Scan the data for "phpBugTracker" and copy each matching line.

::: Data section :::

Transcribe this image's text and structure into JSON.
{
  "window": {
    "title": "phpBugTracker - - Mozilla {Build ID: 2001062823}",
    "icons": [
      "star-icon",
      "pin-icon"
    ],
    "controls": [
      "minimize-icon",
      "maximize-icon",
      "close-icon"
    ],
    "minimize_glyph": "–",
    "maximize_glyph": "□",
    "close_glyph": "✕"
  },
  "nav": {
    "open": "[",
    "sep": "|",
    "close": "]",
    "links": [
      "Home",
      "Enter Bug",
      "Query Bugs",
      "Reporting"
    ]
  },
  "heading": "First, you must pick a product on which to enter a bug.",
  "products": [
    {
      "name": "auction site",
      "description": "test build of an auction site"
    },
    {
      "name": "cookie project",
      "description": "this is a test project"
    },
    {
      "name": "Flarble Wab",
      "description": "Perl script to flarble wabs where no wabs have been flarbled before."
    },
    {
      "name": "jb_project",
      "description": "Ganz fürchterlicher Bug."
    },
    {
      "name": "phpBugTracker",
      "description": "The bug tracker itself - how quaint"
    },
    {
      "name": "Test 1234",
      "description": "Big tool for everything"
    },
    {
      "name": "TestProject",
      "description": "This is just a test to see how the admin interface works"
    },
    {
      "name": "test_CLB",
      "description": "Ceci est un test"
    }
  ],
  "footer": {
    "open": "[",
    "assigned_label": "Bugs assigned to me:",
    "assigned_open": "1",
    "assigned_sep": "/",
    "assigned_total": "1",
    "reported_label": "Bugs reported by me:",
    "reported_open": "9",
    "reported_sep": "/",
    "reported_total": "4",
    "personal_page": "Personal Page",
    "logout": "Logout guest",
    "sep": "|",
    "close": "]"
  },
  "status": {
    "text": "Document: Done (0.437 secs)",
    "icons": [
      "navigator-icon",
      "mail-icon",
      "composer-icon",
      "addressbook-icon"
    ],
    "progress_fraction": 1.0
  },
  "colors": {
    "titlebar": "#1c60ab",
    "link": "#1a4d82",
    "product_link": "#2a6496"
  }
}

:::

| Answer to this task |
    "title": "phpBugTracker - - Mozilla {Build ID: 2001062823}",
      "name": "phpBugTracker",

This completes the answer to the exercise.